1 Insurance against Third Party Risks. Memorandum No. 56.Prepared by W. E. C. Baynes, barrister-at-law, for the CentralBureau of Hospital Information, 12, Grosvenor-crescent, London,S.W.1. 3d. post free.

The bureau suggests that, if enough hospitals availedthemselves of this kind of insurance, the premium ratescould be substantially reduced. The memorandumusefully summarises various points to be borne inmind in arranging for this kind of insurance. If, forinstance, the insurance company is allowed to insertin the policy a condition that the hospital shall take5’ reasonable care," the cover is obviously veryseriously restricted. On the statistics alreadymentioned the risks may not appear substantialbut the trouble is that a hospital may easily incurE100 in costs even when a plaintiff eventually with-draws his claim. If it is worth while for hospitalsto insure against third party risks, it is worth while.to insure to the best advantage. In this connexionthe suggestions contained in the memorandum areworth noting. ____

Sir John Collie and Dr. Henry Robinson have beenappointed deputy lieutenants for the County ofLondon.

-
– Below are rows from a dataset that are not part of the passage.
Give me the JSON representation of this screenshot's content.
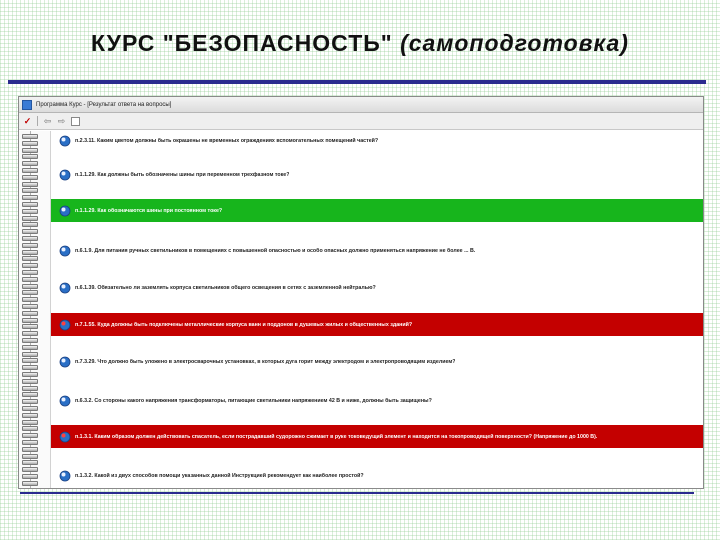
{
  "slide": {
    "title_main": "КУРС \"БЕЗОПАСНОСТЬ\"",
    "title_italic": "(самоподготовка)"
  },
  "window": {
    "title": "Программа Курс - [Результат ответа на вопросы]"
  },
  "colors": {
    "correct": "#17b51c",
    "wrong": "#c40000",
    "accent_rule": "#2b2b8f"
  },
  "toolbar": {
    "items": [
      "check-icon",
      "back-arrow-icon",
      "forward-arrow-icon",
      "stop-icon"
    ]
  },
  "questions": [
    {
      "text": "п.2.3.11. Каким цветом должны быть окрашены не временных ограждениях вспомогательных помещений частей?",
      "status": "none"
    },
    {
      "text": "п.1.1.29. Как должны быть обозначены шины при переменном трехфазном токе?",
      "status": "none"
    },
    {
      "text": "п.1.1.29. Как обозначаются шины при постоянном токе?",
      "status": "correct"
    },
    {
      "text": "п.6.1.9. Для питания ручных светильников в помещениях с повышенной опасностью и особо опасных должно применяться напряжение не более ... В.",
      "status": "none"
    },
    {
      "text": "п.6.1.39. Обязательно ли заземлять корпуса светильников общего освещения в сетях с заземленной нейтралью?",
      "status": "none"
    },
    {
      "text": "п.7.1.55. Куда должны быть подключены металлические корпуса ванн и поддонов в душевых жилых и общественных зданий?",
      "status": "wrong"
    },
    {
      "text": "п.7.3.29. Что должно быть уложено в электросварочных установках, в которых дуга горит между электродом и электропроводящим изделием?",
      "status": "none"
    },
    {
      "text": "п.6.3.2. Со стороны какого напряжения трансформаторы, питающие светильники напряжением 42 В и ниже, должны быть защищены?",
      "status": "none"
    },
    {
      "text": "п.1.3.1. Каким образом должен действовать спасатель, если пострадавший судорожно сжимает в руке токоведущий элемент и находится на токопроводящей поверхности? (Напряжение до 1000 В).",
      "status": "wrong"
    },
    {
      "text": "п.1.3.2. Какой из двух способов помощи указанных данной Инструкцией рекомендует как наиболее простой?",
      "status": "none"
    }
  ]
}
WE regret to announce the death on Tuesday lastat a nursing home in London of the distinguishedophthalmologist, Mr. Edward Treacher Collins, con-sulting surgeon to the Royal London OphthalmicHospital, consulting ophthalmologist to Charing Cross.Hospital, and chairman of the International Ophthal-mological Council. Mr. Treacher Collins was in his7lst year. ------
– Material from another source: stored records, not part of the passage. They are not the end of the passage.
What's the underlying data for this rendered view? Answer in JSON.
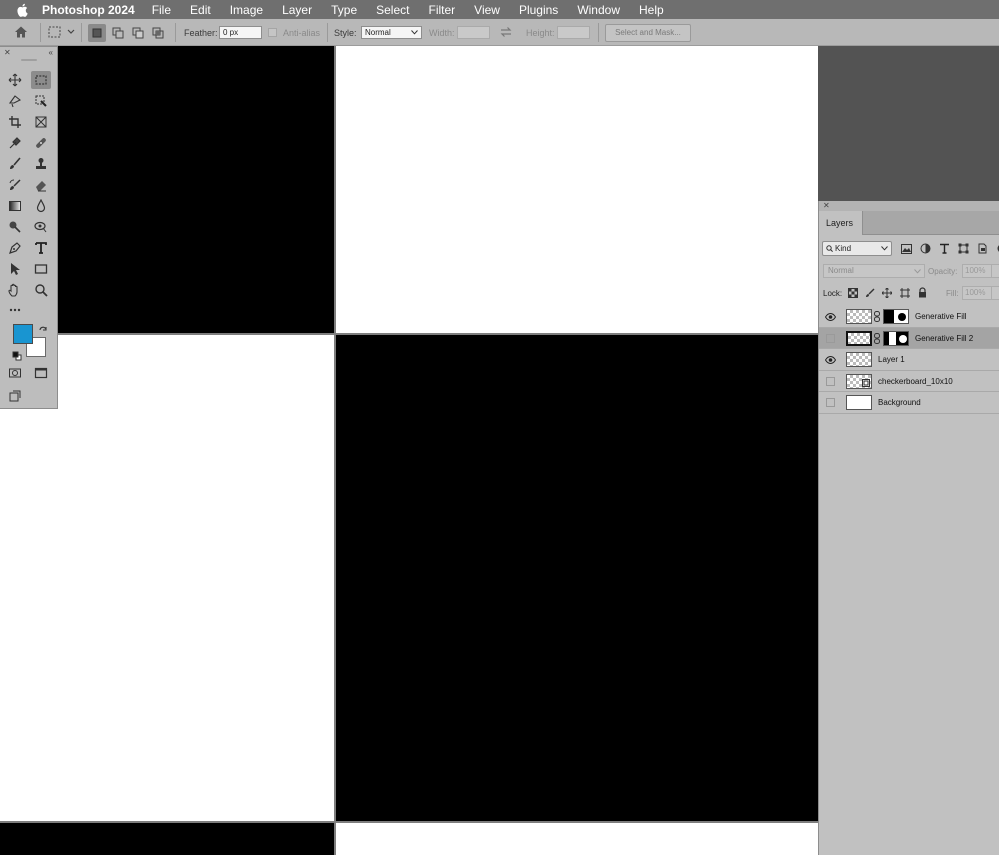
{
  "menubar": {
    "app_name": "Photoshop 2024",
    "menus": [
      "File",
      "Edit",
      "Image",
      "Layer",
      "Type",
      "Select",
      "Filter",
      "View",
      "Plugins",
      "Window",
      "Help"
    ]
  },
  "options_bar": {
    "feather_label": "Feather:",
    "feather_value": "0 px",
    "anti_alias_label": "Anti-alias",
    "style_label": "Style:",
    "style_value": "Normal",
    "width_label": "Width:",
    "height_label": "Height:",
    "select_and_mask_label": "Select and Mask..."
  },
  "tools_panel": {
    "foreground_color": "#1995d1",
    "background_color": "#ffffff"
  },
  "layers_panel": {
    "tab_label": "Layers",
    "filter_kind": "Kind",
    "blend_mode": "Normal",
    "opacity_label": "Opacity:",
    "opacity_value": "100%",
    "lock_label": "Lock:",
    "fill_label": "Fill:",
    "fill_value": "100%",
    "layers": [
      {
        "name": "Generative Fill",
        "visible": true,
        "selected": false,
        "has_mask": true
      },
      {
        "name": "Generative Fill 2",
        "visible": false,
        "selected": true,
        "has_mask": true
      },
      {
        "name": "Layer 1",
        "visible": true,
        "selected": false,
        "has_mask": false
      },
      {
        "name": "checkerboard_10x10",
        "visible": false,
        "selected": false,
        "has_mask": false
      },
      {
        "name": "Background",
        "visible": false,
        "selected": false,
        "has_mask": false
      }
    ]
  },
  "colors": {
    "menubar": "#6f6f6f",
    "panel": "#bdbdbd",
    "accent": "#1995d1"
  }
}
Sir Arthur Keith’s illness will prevent him fromdelivering Hunterian lectures at the Royal Collegeof Surgeons next month. In his place Mr. HaroldBurrows will lecture on the Production of MalignantTumours in Animals by pure chemical substances, Mr.Arthur Edmunds on Unsuccessful Appendicectomy,Mr. G. A. Mason on the Surgical Significance of theVitelline Duct, Mr. Laurence O’Shaughnessy on

Thoracic Surgery, Mr. Mandall Wardill on the Treat-ment of the Cleft Palate, and Mr. E. R. Flint onPre-operative Procedure. The Arnott museum

demonstrations will be given by Mr. E. K. Martin andMr. Wilfred Shaw.

____

A FUND is being raised in memory of Dr. R.Stenhouse Williams, first director of the NationalInstitute for Research in Dairying, who died lastFebruary. The signatories of the appeal, whoinclude Lord Radnor, Lord Iveagh, Lord Daresbury,and Sir John Gilmour, Minister of Agriculture, speakof his continuous and untiring efforts in the causeof science and its practical application to the problems.of the dairy industry. His great hope was that hemight live to see the work of the institute adequatelyprovided for, and the fund, apart from a smallpermanent memorial, will be devoted to the advance-ment of dairy science there. Contributions should besent to Mr. S. R. Whitley, Rookwood, Shinfield-road,Reading.

BIRMINGHAM HOSPITAL SATURDAY FUND.-Mainlyas the result of an increased rate of contributions thecollections this year to date for this fund have reached.8124,507, as compared with .896,200 in the same periodlast year.

QUEEN’S INSTITUTE OF DISTRICT NURSING.-Atthe meeting of the council last week it was reportedthat 14 district nursing associations have recently beenaffiliated, and that the names of 254 nurses have beenplaced on the roll of Queen’s nurses. The season’s openingsof gardens in aid of the funds produced £ 10,527, of which40 per cent. goes to the institute, the remainder to thecounties in which the 1079 gardens are situate.